Florida’s Mad Dash to Mediocrity

I’ll be pretty happy when FCAT week is over. My oldest is in an advanced math class, and for some time now the class stopped teaching its normal curriculum in order to reteach the FCAT math they learned a year or two ago. So they are preparing for the FCAT, even if it means neglecting their advanced studies. I shouldn’t be so selfish about my child’s education, right? Why should my child’s potential stand in the way of Florida’s race to have the most mediocre school system in the nation? (insert dripping sarcasm and parental outrage here!)

Florida’s emphasis on testing is insane. We have become a school system whose entire purpose seems to be to prepare kids for minimal competence tests that rate their schools. Education Week ranks Florida as having more tests and measurements than nearly any state in the union. Of course, you can weigh a malnourished dog every day – that doesn’t improve its health.

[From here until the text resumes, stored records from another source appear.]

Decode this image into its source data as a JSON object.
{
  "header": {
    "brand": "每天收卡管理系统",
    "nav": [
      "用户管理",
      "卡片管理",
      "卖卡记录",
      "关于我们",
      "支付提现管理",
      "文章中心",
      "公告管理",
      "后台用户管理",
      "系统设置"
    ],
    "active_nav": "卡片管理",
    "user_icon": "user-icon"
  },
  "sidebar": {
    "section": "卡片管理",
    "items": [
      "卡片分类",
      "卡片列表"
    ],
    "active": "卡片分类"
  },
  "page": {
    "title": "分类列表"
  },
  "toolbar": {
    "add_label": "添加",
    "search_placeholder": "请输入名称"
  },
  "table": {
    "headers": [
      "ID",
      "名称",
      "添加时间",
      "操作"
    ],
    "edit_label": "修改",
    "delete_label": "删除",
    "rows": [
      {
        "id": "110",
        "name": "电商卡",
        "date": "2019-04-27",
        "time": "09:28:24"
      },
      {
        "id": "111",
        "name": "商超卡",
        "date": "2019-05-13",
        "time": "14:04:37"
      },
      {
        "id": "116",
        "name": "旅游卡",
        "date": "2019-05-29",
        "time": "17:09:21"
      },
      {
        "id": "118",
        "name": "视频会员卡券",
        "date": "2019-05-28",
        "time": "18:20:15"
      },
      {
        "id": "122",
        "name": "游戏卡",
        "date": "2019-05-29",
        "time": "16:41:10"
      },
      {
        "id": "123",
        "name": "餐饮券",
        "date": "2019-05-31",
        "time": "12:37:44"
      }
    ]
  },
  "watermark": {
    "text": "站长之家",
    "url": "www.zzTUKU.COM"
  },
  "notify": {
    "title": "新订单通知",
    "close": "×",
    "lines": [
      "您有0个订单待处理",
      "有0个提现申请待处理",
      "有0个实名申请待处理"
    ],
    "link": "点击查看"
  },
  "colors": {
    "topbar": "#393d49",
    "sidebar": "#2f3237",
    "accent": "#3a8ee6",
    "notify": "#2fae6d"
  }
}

Here, testing has become teaching. If you think the FCAT is overemphasized now wait until teacher salaries and job security are indexed to it.

Florida made a huge mistake when it adopted a grading instrument that only measures how well schools move kids to minimal competence in a few subjects. While parents love to hear their school is an “A” school – all that means is that their school is more successful in moving children to grade level in basic math and reading (and sometimes science). Is that really all you wanted for your kids? It also means that courses not covered by the FCAT — history, foreign languages, high level math and English, art, music – don’t matter and are, therefore, terribly neglected. That is especially so when the Governor and legislature insist on cutting already anemic school funding. Is it any wonder that Florida schools have become so uninteresting that we host one of the worst graduation rates in the nation?

Other states – like New York’s Regent’s exams – don’t overemphasize the exams but rather measure minimal and maximum performance in many subject areas. Public school students motivated in New York to perform exceptionally on their exams become “Regents Scholars” – and that accomplishment has great cache with colleges. Ever heard of an FCAT Scholar? I tried to convince the state to adopt Regent’s style tests years ago – but they have moved slowly and won’t let go of the FCAT.

In fairness to the architects of the FCAT, I realize it’s hard to measure whether a child has reached his or her potential. But Florida seems to have decided since we can’t measure maximum performance, let’s just measure minimal competence. Let’s make our floor also our ceiling, and declare success when we reach this low water mark. It’s almost as if the creators of Florida’s grading system cynically believe that public schools are for the masses who should be happy with mediocrity, and anything more should be found in private schools. I couldn’t disagree more and, in fact, Florida’s Constitution guarantees “high quality” public education.

Well, next week Sophie’s advanced math teacher will work feverishly to catch up or she will just have to leave things out. But at least Sophie will know she played an integral part in Florida’s mad dash to mediocrity. As for me, I’m so mad I could spit.